Dataset rows for apps and sites:
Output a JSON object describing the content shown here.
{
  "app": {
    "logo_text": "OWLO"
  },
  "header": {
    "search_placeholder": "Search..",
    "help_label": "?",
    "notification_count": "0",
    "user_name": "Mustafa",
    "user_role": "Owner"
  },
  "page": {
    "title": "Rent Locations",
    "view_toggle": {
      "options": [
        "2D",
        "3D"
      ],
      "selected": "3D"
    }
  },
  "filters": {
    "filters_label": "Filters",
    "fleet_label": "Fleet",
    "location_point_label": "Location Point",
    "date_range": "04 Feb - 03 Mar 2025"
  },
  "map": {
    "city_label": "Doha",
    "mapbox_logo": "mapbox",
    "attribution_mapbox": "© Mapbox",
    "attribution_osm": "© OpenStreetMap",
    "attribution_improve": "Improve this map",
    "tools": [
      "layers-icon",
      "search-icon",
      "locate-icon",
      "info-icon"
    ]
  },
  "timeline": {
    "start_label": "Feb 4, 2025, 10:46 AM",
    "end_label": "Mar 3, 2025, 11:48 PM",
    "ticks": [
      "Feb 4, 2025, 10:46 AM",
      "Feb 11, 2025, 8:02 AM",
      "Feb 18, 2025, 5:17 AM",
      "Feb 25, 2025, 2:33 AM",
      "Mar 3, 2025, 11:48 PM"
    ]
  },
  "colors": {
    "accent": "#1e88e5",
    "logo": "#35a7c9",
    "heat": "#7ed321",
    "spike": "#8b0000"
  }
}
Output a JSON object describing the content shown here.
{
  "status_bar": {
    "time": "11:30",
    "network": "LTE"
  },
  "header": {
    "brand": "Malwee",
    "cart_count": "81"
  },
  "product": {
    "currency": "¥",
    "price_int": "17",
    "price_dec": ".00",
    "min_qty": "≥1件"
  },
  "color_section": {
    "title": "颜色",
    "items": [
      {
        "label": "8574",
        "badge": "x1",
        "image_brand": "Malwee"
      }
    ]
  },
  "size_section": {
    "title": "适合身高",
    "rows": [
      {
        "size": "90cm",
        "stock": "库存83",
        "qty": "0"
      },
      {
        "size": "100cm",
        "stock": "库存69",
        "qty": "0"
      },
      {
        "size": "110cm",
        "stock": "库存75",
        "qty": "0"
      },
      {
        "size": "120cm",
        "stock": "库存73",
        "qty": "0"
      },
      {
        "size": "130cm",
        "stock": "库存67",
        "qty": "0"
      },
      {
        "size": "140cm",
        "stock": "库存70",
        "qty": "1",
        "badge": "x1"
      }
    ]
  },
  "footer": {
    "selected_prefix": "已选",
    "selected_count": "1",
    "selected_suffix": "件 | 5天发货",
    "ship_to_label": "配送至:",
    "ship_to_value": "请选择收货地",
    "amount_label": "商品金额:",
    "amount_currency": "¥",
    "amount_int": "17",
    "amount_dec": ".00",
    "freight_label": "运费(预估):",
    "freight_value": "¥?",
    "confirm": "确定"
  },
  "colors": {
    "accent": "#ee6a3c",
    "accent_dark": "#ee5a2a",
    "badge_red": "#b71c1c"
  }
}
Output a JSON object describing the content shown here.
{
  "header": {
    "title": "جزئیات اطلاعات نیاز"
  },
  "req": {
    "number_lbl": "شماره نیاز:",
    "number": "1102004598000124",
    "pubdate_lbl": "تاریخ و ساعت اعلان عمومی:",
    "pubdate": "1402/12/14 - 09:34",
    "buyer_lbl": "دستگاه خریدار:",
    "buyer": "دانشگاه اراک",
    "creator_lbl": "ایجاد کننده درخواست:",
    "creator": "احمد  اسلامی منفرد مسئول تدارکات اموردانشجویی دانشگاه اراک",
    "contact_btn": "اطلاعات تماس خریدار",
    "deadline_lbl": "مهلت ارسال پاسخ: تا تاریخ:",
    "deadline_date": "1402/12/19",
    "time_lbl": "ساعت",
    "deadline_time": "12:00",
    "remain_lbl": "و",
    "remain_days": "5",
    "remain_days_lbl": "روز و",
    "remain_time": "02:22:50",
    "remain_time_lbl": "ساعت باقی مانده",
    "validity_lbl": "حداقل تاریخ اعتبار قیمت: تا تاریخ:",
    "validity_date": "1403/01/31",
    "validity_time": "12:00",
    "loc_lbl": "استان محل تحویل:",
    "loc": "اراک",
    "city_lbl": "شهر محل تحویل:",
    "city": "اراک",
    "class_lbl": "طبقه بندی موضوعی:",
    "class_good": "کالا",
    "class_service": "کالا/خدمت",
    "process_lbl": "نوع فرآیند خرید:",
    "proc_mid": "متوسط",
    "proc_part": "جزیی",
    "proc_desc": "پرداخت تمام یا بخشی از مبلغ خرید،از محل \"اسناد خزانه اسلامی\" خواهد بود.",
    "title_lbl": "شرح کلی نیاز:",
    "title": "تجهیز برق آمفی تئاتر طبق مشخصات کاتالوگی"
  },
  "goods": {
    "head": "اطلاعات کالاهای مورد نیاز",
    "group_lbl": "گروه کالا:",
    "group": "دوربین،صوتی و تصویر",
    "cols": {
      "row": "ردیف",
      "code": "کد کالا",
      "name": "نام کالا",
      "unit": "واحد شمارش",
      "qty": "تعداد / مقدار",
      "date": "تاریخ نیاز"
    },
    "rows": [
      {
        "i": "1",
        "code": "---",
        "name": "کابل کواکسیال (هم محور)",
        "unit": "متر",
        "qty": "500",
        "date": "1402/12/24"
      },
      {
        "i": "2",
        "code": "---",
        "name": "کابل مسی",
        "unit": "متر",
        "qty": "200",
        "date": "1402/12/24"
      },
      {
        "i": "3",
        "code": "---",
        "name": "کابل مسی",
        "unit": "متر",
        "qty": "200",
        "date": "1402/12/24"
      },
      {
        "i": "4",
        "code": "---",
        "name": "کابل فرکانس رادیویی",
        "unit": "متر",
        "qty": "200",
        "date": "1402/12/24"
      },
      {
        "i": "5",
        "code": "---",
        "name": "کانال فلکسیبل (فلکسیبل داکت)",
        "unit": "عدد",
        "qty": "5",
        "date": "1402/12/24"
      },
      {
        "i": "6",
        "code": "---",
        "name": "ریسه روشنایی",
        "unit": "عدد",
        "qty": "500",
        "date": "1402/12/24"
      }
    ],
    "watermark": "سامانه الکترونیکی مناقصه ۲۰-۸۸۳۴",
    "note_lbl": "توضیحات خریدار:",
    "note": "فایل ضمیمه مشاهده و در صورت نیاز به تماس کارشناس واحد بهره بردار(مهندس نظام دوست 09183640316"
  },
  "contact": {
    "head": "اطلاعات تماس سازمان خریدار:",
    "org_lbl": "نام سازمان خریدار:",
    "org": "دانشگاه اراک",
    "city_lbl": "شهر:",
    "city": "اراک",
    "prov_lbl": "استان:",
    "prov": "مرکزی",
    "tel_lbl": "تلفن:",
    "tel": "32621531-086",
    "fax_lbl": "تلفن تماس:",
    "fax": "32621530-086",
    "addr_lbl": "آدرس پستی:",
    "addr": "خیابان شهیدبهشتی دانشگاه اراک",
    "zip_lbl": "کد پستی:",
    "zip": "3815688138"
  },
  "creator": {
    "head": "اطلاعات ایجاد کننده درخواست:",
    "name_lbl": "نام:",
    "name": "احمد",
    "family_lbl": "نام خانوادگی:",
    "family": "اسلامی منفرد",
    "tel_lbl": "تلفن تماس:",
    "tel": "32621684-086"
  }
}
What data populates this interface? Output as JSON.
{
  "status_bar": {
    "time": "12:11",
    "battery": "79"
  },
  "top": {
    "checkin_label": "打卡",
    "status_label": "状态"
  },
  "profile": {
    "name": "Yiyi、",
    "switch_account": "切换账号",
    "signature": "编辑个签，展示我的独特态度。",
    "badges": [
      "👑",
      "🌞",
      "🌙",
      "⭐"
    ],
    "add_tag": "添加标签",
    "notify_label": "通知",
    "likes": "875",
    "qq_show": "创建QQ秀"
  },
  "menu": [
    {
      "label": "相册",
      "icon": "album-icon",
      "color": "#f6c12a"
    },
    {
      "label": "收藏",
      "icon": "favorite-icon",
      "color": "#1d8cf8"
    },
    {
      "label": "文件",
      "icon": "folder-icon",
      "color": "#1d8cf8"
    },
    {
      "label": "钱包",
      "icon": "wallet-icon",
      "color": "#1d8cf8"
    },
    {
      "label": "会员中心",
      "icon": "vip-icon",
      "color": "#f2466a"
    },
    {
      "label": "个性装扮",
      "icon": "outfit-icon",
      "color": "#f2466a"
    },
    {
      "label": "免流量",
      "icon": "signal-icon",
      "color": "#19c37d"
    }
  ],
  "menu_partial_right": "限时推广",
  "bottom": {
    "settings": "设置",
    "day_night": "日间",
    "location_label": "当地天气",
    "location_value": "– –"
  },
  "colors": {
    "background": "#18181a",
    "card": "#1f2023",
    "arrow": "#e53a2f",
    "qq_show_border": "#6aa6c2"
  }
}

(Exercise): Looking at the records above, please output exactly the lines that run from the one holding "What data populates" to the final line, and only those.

(Answer below):
What data populates this interface? Output as JSON.
{
  "status_bar": {
    "time": "12:11",
    "battery": "79"
  },
  "top": {
    "checkin_label": "打卡",
    "status_label": "状态"
  },
  "profile": {
    "name": "Yiyi、",
    "switch_account": "切换账号",
    "signature": "编辑个签，展示我的独特态度。",
    "badges": [
      "👑",
      "🌞",
      "🌙",
      "⭐"
    ],
    "add_tag": "添加标签",
    "notify_label": "通知",
    "likes": "875",
    "qq_show": "创建QQ秀"
  },
  "menu": [
    {
      "label": "相册",
      "icon": "album-icon",
      "color": "#f6c12a"
    },
    {
      "label": "收藏",
      "icon": "favorite-icon",
      "color": "#1d8cf8"
    },
    {
      "label": "文件",
      "icon": "folder-icon",
      "color": "#1d8cf8"
    },
    {
      "label": "钱包",
      "icon": "wallet-icon",
      "color": "#1d8cf8"
    },
    {
      "label": "会员中心",
      "icon": "vip-icon",
      "color": "#f2466a"
    },
    {
      "label": "个性装扮",
      "icon": "outfit-icon",
      "color": "#f2466a"
    },
    {
      "label": "免流量",
      "icon": "signal-icon",
      "color": "#19c37d"
    }
  ],
  "menu_partial_right": "限时推广",
  "bottom": {
    "settings": "设置",
    "day_night": "日间",
    "location_label": "当地天气",
    "location_value": "– –"
  },
  "colors": {
    "background": "#18181a",
    "card": "#1f2023",
    "arrow": "#e53a2f",
    "qq_show_border": "#6aa6c2"
  }
}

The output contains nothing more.